Daily Archives: October 25, 2012

Some Early Lines – Chard Branch Line

Some Early Lines

Chard Branch Line

The 4.45pm Taunton – Chard Central slides out of Hatch, headed by 7436, on June 9, 1961.   M.J.Fox

The Chard Branch Lines were two railway lines in Somerset, England, that met end on in Chard. The first was opened in 1863 by the London and South Western Railway as a short branch line from their main line. This approached the town from the south. The second and longer line was opened by the Bristol and Exeter Railway in 1866 and ran northwards from Chard to join their main line near Taunton.

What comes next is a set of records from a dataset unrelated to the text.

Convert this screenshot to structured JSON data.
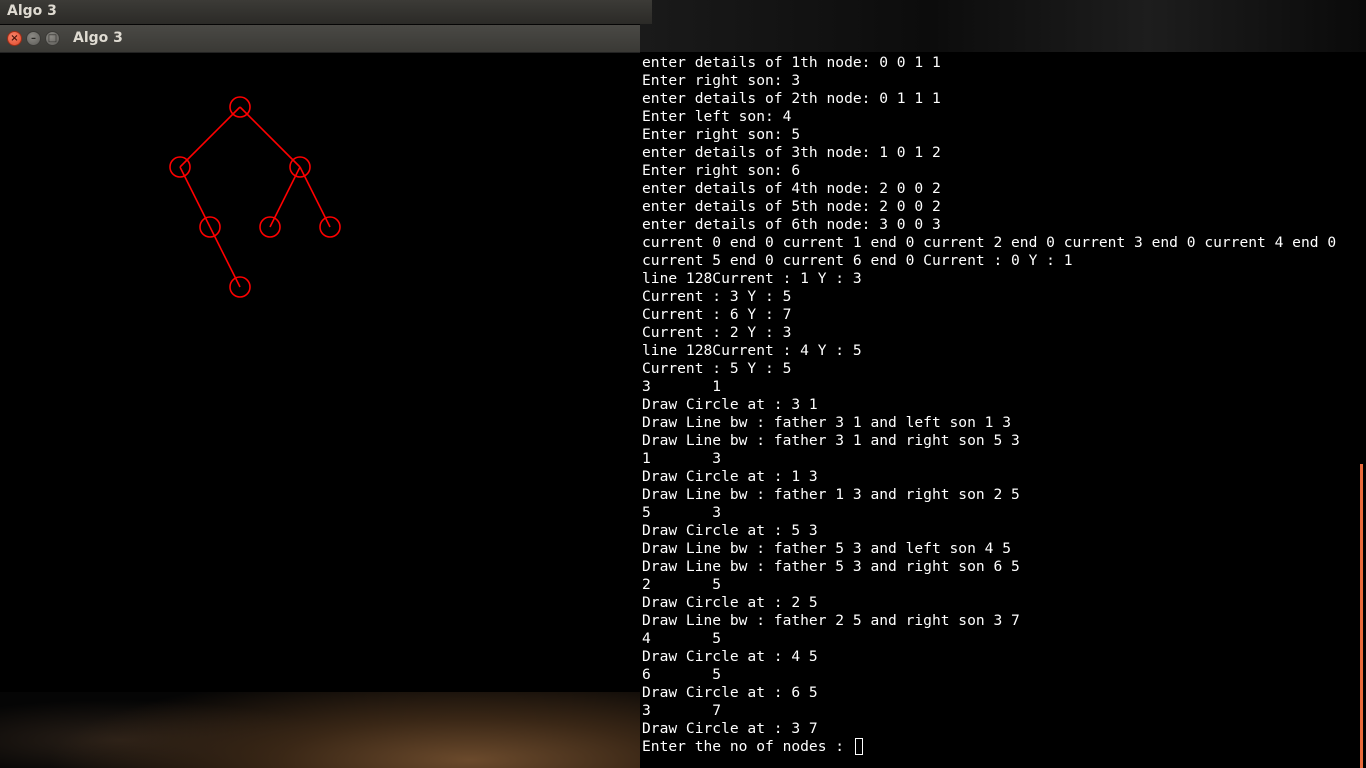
{
  "top_panel": {
    "title": "Algo 3"
  },
  "window": {
    "title": "Algo 3",
    "close_glyph": "×",
    "minimize_glyph": "–",
    "maximize_glyph": "□",
    "draw_color": "#ff0000"
  },
  "tree": {
    "nodes": [
      {
        "id": 0,
        "gx": 3,
        "gy": 1
      },
      {
        "id": 1,
        "gx": 1,
        "gy": 3
      },
      {
        "id": 2,
        "gx": 5,
        "gy": 3
      },
      {
        "id": 3,
        "gx": 2,
        "gy": 5
      },
      {
        "id": 4,
        "gx": 4,
        "gy": 5
      },
      {
        "id": 5,
        "gx": 6,
        "gy": 5
      },
      {
        "id": 6,
        "gx": 3,
        "gy": 7
      }
    ],
    "edges": [
      [
        0,
        1
      ],
      [
        0,
        2
      ],
      [
        1,
        3
      ],
      [
        2,
        4
      ],
      [
        2,
        5
      ],
      [
        3,
        6
      ]
    ]
  },
  "terminal": {
    "lines": [
      "enter details of 1th node: 0 0 1 1",
      "Enter right son: 3",
      "enter details of 2th node: 0 1 1 1",
      "Enter left son: 4",
      "Enter right son: 5",
      "enter details of 3th node: 1 0 1 2",
      "Enter right son: 6",
      "enter details of 4th node: 2 0 0 2",
      "enter details of 5th node: 2 0 0 2",
      "enter details of 6th node: 3 0 0 3",
      "current 0 end 0 current 1 end 0 current 2 end 0 current 3 end 0 current 4 end 0",
      "current 5 end 0 current 6 end 0 Current : 0 Y : 1",
      "line 128Current : 1 Y : 3",
      "Current : 3 Y : 5",
      "Current : 6 Y : 7",
      "Current : 2 Y : 3",
      "line 128Current : 4 Y : 5",
      "Current : 5 Y : 5",
      "3       1",
      "Draw Circle at : 3 1",
      "Draw Line bw : father 3 1 and left son 1 3",
      "Draw Line bw : father 3 1 and right son 5 3",
      "1       3",
      "Draw Circle at : 1 3",
      "Draw Line bw : father 1 3 and right son 2 5",
      "5       3",
      "Draw Circle at : 5 3",
      "Draw Line bw : father 5 3 and left son 4 5",
      "Draw Line bw : father 5 3 and right son 6 5",
      "2       5",
      "Draw Circle at : 2 5",
      "Draw Line bw : father 2 5 and right son 3 7",
      "4       5",
      "Draw Circle at : 4 5",
      "6       5",
      "Draw Circle at : 6 5",
      "3       7",
      "Draw Circle at : 3 7"
    ],
    "prompt": "Enter the no of nodes : "
  },
  "colors": {
    "terminal_bg": "#000000",
    "terminal_fg": "#ffffff",
    "scrollbar": "#e96a3c",
    "close_button": "#e0492b"
  }
}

From 1917 they were both operated by one company, but services were mostly advertised as though it was still two separate lines. It was closed to passengers in 1962 and freight traffic was withdrawn a few years later.

Chard Central.  9718, with two derelict looking coaches, leaves the weed-choked platform with the 4.07pm for Chard Junction in 1961.  M.J.Fox


 The local railway network

The London and South Western Railway (LSWR) opened its first station serving Chard at ‘Chard Road’ in 1860 on its new Yeovil and Exeter Railway. The Chard Railway Company was established in 1859 and work started on the branch line from Chard Road to the town on 1 November 1860. The following March the LSWR agreed to purchase the company, a deal that was completed in 1864. The line was opened to the terminus at Chard Town on 8 May 1863 (the original station was renamed ‘Chard Junction’ in 1872).

Chard had been connected to Taunton in 1842 by the Chard Canal but early proposals to convert the canal into a railway line failed to materialise. Instead the Bristol and Exeter Railway (B&ER) opened a line parallel to the canal on 11 September 1866 using powers initially granted to a Chard and Taunton Railway Company by an Act of Parliament in 1861. In the following year the B&ER purchased the little-used canal for £6,000 and closed it. The B&ER line was single track and connected a new ‘Chard station’, to the B&ER’s main line at Creech St Michael. Intermediate stations were situated at Hatch and Ilminster, but another was opened at Thorn in 1871.

3787 on an early morning Taunton – Chard train leaving Thornfalcon in June 1962.  M.J.Fox

The LSWR was built to 4 ft 8 1⁄2 in (1,435 mm) standard gauge but the B&ER was a 7 ft 0 1⁄4 in (2,140 mm) broad gauge line until 19 July 1891 when it was converted to standard gauge. Other branch lines around Taunton had been converted between 1879 and 1882 but the Great Western Railway (GWR, which had amalgamated with the B&ER in 1876) left the Chard branch as a broad gauge line to prevent the LSWR requesting access to Taunton. The LSWR extended its line to the B&ER station two months after it had opened and it was then operated as a joint station. During World War I the GWR undertook to work the line from Chard Joint station to Chard Junction station from 1 January 1917, although separate signal boxes were maintained until 1928.

In 1923 the LSWR was itself merged into the new Southern Railway (SR). Two additional stations were opened in 1928 on the GWR section. Both railways were nationalised in 1948 but were initially managed as two separate regions – the GWR becoming the Western Region and the SR became the Southern Region. A fuel shortage in 1951 led to the line being temporarily closed from 3 February to 7 May. Eleven years later passenger services were withdrawn permanently on 10 September 1962 and the line closed completely between Creech and Chard on 6 July 1964. Public goods traffic was retained at Chard until 1966.

3787 climbs throatily out of Ilminster with a train bound for Chard in March 1962.  M.J.Fox